As farmers face especially challenging economic times, the stakes couldn’t be higher or the advice more succinct, say three farm economists.

Their advice to farmers could be summed up in four words: Know where you stand.

“One of the things I would tell producers is to stop, look around, take an inventory and see exactly where you are and what you have,” says Max Runge, an Alabama Cooperative Extension System economist.

Runge says they should also ask themselves some pointed questions: What resources do I have? What can I do to improve the situation? And equally important, what are some of the things I can do that I haven't done before?

He says the first steps should include soil testing, a careful inspection of your balance sheets and income statements, reevaluation of your tax strategy and a candid assessment of overall goals.

But the most paramount concern is efficiency, Runge says.

“You need to look at the best ways to spend your money,” he says.

“This is the time to be efficient — not necessarily cheap, which may get you into even more trouble.”

Runge says producers also should schedule some time to speak with their vendors and creditors, whose condition may be surprisingly similar.

“Talk to them and let them know what you're doing and what your concerns are,” he says, adding that “if there are problems farther down the road, these proactive steps will go a long way toward building good will.”

He also advises watching the markets, volatile factors that could exert a major influence on planting decisions in the future.

“It used to be that we could make crop plans at the last minute, but we’ve reached the point where so many factors — seed and fertilizer costs, for example —have forced us to plan five or six months ahead of time," Runge says.

Runge recommends delaying those decisions for as long as possible without missing pricing opportunities.

Runge's colleague, Farm Economist Robert Goodman, says farmers also need to use the gains from the 2008 crop year to strengthen their position next year.

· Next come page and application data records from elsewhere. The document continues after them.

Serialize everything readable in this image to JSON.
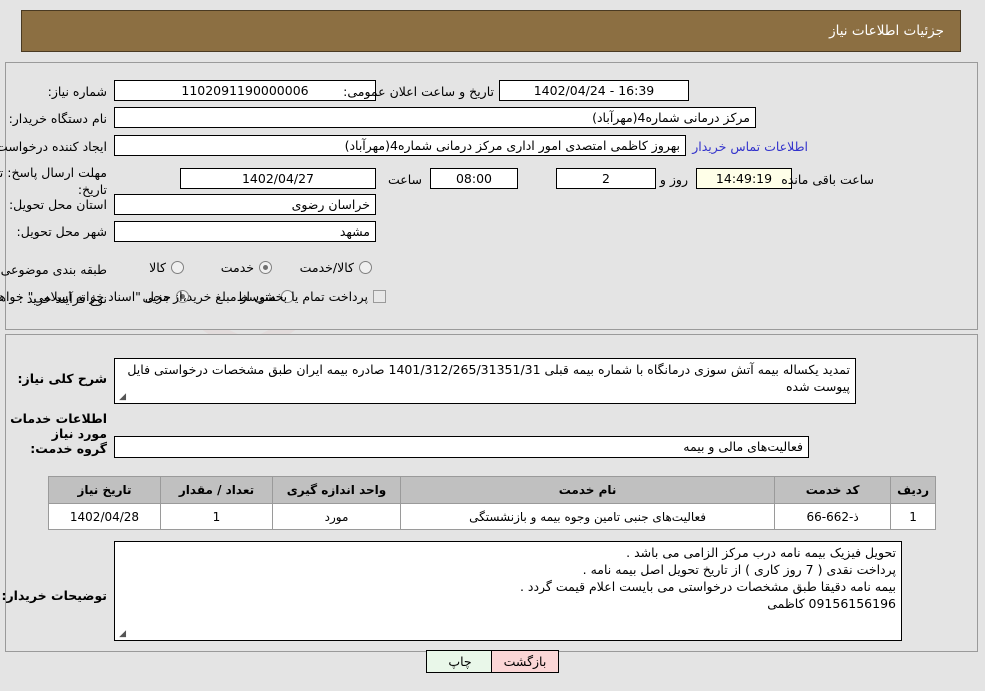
{
  "header": {
    "title": "جزئیات اطلاعات نیاز"
  },
  "watermark": {
    "text": "AriaTender.net"
  },
  "top_section": {
    "need_number": {
      "label": "شماره نیاز:",
      "value": "1102091190000006"
    },
    "public_announcement": {
      "label": "تاریخ و ساعت اعلان عمومی:",
      "value": "16:39 - 1402/04/24"
    },
    "buyer_org": {
      "label": "نام دستگاه خریدار:",
      "value": "مرکز درمانی شماره4(مهرآباد)"
    },
    "request_creator": {
      "label": "ایجاد کننده درخواست:",
      "value": "بهروز کاظمی امتصدی امور اداری مرکز درمانی شماره4(مهرآباد)"
    },
    "buyer_contact_link": "اطلاعات تماس خریدار",
    "response_deadline": {
      "label": "مهلت ارسال پاسخ: تا تاریخ:",
      "date": "1402/04/27",
      "time_label": "ساعت",
      "time": "08:00",
      "days": "2",
      "days_label": "روز و",
      "countdown": "14:49:19",
      "remaining_label": "ساعت باقی مانده"
    },
    "delivery_province": {
      "label": "استان محل تحویل:",
      "value": "خراسان رضوی"
    },
    "delivery_city": {
      "label": "شهر محل تحویل:",
      "value": "مشهد"
    },
    "subject_classification": {
      "label": "طبقه بندی موضوعی:",
      "options": [
        {
          "label": "کالا",
          "selected": false
        },
        {
          "label": "خدمت",
          "selected": true
        },
        {
          "label": "کالا/خدمت",
          "selected": false
        }
      ]
    },
    "purchase_process": {
      "label": "نوع فرآیند خرید :",
      "options": [
        {
          "label": "جزیی",
          "selected": true
        },
        {
          "label": "متوسط",
          "selected": false
        }
      ],
      "note": "پرداخت تمام یا بخشی از مبلغ خرید،از محل \"اسناد خزانه اسلامی\" خواهد بود.",
      "note_checked": false
    }
  },
  "bottom_section": {
    "general_description": {
      "label": "شرح کلی نیاز:",
      "value": "تمدید یکساله بیمه آتش سوزی درمانگاه با شماره بیمه قبلی 1401/312/265/31351/31 صادره بیمه ایران طبق مشخصات درخواستی فایل پیوست شده"
    },
    "services_title": "اطلاعات خدمات مورد نیاز",
    "service_group": {
      "label": "گروه خدمت:",
      "value": "فعالیت‌های مالی و بیمه"
    },
    "table": {
      "headers": [
        "ردیف",
        "کد خدمت",
        "نام خدمت",
        "واحد اندازه گیری",
        "تعداد / مقدار",
        "تاریخ نیاز"
      ],
      "rows": [
        {
          "row": "1",
          "service_code": "ذ-662-66",
          "service_name": "فعالیت‌های جنبی تامین وجوه بیمه و بازنشستگی",
          "unit": "مورد",
          "quantity": "1",
          "need_date": "1402/04/28"
        }
      ]
    },
    "buyer_notes": {
      "label": "توضیحات خریدار:",
      "lines": [
        "تحویل فیزیک بیمه نامه درب مرکز الزامی می باشد .",
        "پرداخت نقدی ( 7 روز کاری ) از تاریخ تحویل اصل بیمه نامه .",
        "بیمه نامه دقیقا طبق مشخصات درخواستی می بایست اعلام قیمت گردد .",
        "09156156196 کاظمی"
      ]
    }
  },
  "footer": {
    "print_button": "چاپ",
    "back_button": "بازگشت"
  },
  "colors": {
    "header_bg": "#8C6F42",
    "page_bg": "#E4E4E4",
    "table_header_bg": "#C0C0C0",
    "link": "#3333CC",
    "timer_bg": "#FFFFE8",
    "print_btn": "#E9F7E9",
    "back_btn": "#FBD6D6"
  }
}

“If you look ahead to next year, input prices likely will be high, while commodity prices will be low,” Goodman says.

And this hard reality calls for belt tightening, Goodman says, it’s best to take those precautions around the farm that will place you in a better position to deal with any hard times that may occur.

“This is the time for paying down debt and refurbishing or renewing equipment, such as redoing your cotton picker instead of buying a new one,” he says.

Getting their financial house in order will put farmers in a better position to secure loans from their credit institutions, if the need arises.

Summing it up, Goodman says his advice to farmers is to “play it close to the vest by paying down debts and conserving and reusing inputs as much as possible.”

Farm Economist James Novak says it is also wise for producers to take an inventory of available government assistance programs.

Novak says farmers should be aware of the risk protection available from several sources. These include traditional price support programs, commodity loan programs, and a variety of crop, livestock, and whole-farm revenue insurance programs.

Also available are crop, livestock, revenue and group risk insurance, which can help producers manage specific production risks that may occur between planting and harvest.

Another option is Supplement Agricultural Disaster Assistance, a new permanent disaster assistance program available under the 2008 Food Conservation and Energy Act.

“This option encompasses several provisions to assist with managing whole farm and specific commodity losses stemming from natural disasters and other unavoidable causes,” Novak says.

Novak also advises a cautious look at the new Average Crop Revenue Election program, commonly known as ACRE, a new program that replaces counter-cyclical program payments and based on farm revenue.

“You can opt into ACRE in any year — 2009 through 2012 — but once you're in it, you're locked in for the length of the farm bill,” Novak says.

Farmers opting to participate in ACRE must take a 20-percent reduction in direct payments and a 30 percent reduction in loan rates — the reason Novak advises studying the program carefully before committing.